The word oenology, derived from the Greek oînos (wine) and lógos (science) refers to the science dedicated to the study and knowledge of wines. It also studies the cultivation of the vines, the production of the wine, its ageing and packaging, its tasting, its consumption and its marketing. Today, Louis Pasteur, having studied the action of yeast and bacteria as well as the process of fermentation, is considered to be the father of scientific oenology.
Understanding oenology means bringing the focus back to the vine and the different types of existing grapes, in order to then study the transformation of the grape into wine.
Even if we have been making wine since the dawn of time, it is because oenology has proved to be a true art form requiring specialist knowledge, as each wine region has its own distinctive natural environment. Therefore, what makes this art so interesting is the diversity of the vineyards, which allows for the production of unique and complex wines.
The title of oenologist, recognised in France since 1955, refers to someone who demonstrates the science of wine. An oenologist actually has several roles: ranking from technician to chemist, they are above all an outstanding wine taster who supervises, from the vine to the table, the different stages of wine production. This qualified expert with a love of wine therefore takes care of the winemaking process, the distillation, the blending as well as the bottling. Given their responsibility in evaluating the quality of the wine, an oenologist must have scientific knowledge of the chemical and biological processes which are under way during the winemaking. In order to remain a champion of wine tasting, it is essential that the oenologist continually develop their nose, their palate and their memory.
However, it is important to not confuse an oenologist with a sommelier: whilst the former controls the production of the wine and advises the winegrowers, a sommelier talks about wine, advises clients and is a specialist in the service and selection of the wine.
To discover the secrets of winemaking, to learn the blending process, or to familiarise yourself with the different stages of wine tasting, there are several workshops or oenological classes which allow you to immerse yourself in the universe of wine, whether you are a beginner or have previous experience. You can also choose to do an oenological course over several days or a wine weekend, if you have more time. To get off to a good start in oenology, an introductory class on the techniques of wine tasting is perfect for beginners. For example, here you will learn how to recognise certain characteristic aromas and develop your olfactory memory. This type of workshop is perfect for those who struggle to detect aromas, or confuse aromas (which are felt through the olfactory tract) and the flavours.
The workshops on food and wine pairing are also very successful, as they allow you to easily learn how to enhance your dishes, to delight your guests at your next dinner party with friends! To help you choose your oenological workshop, according to your level, your preferences and your budget, we have selected for you several specialists in oenology courses throughout France.

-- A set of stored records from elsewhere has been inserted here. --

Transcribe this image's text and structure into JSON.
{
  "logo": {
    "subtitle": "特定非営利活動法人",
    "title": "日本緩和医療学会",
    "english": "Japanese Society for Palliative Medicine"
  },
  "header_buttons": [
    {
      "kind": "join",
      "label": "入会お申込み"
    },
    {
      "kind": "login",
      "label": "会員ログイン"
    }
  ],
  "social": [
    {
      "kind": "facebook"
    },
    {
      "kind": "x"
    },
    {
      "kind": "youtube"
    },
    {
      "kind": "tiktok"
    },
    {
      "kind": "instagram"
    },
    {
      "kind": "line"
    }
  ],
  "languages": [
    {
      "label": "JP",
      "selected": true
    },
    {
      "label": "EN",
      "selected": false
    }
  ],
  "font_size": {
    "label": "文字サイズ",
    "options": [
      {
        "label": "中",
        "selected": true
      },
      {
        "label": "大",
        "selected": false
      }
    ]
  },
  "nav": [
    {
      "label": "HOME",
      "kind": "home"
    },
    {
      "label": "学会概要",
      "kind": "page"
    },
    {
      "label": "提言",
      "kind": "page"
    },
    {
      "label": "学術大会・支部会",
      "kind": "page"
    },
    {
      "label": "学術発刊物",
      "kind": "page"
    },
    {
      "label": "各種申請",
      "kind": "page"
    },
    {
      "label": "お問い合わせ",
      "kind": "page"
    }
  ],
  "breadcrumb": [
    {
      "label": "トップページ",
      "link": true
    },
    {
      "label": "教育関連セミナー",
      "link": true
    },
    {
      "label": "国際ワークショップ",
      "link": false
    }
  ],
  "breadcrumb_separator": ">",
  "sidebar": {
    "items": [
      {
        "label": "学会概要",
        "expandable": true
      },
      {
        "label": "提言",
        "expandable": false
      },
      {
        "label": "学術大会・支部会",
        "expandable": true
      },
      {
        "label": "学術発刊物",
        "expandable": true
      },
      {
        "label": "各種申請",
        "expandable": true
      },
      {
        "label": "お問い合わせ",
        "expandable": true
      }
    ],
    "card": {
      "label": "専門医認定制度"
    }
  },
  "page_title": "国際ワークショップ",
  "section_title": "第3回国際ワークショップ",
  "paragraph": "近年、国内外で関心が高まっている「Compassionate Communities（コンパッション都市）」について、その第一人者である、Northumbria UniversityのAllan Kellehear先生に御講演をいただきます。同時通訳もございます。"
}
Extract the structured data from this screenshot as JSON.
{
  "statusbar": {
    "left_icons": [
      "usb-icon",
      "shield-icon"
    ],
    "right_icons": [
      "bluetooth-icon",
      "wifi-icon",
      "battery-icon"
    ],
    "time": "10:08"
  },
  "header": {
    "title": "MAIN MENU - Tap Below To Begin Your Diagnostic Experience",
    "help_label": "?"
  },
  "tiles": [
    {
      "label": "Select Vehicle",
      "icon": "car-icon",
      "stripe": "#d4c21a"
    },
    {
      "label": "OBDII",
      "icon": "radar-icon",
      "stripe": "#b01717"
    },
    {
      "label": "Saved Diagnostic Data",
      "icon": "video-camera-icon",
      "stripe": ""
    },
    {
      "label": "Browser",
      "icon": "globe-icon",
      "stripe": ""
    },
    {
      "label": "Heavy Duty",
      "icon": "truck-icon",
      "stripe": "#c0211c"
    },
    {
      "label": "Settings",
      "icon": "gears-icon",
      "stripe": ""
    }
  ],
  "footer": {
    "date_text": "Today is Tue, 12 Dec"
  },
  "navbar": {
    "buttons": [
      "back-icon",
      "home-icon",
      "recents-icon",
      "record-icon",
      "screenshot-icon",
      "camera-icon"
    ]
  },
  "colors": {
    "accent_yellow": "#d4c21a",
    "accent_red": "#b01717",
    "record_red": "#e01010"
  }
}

If you are looking to obtain technical oenological skills, take note that a simple wine tasting is not a workshop, and therefore will not be sufficient to discover the full complexity of this art form. An oenological workshop is often longer and includes both theoretical and practical elements.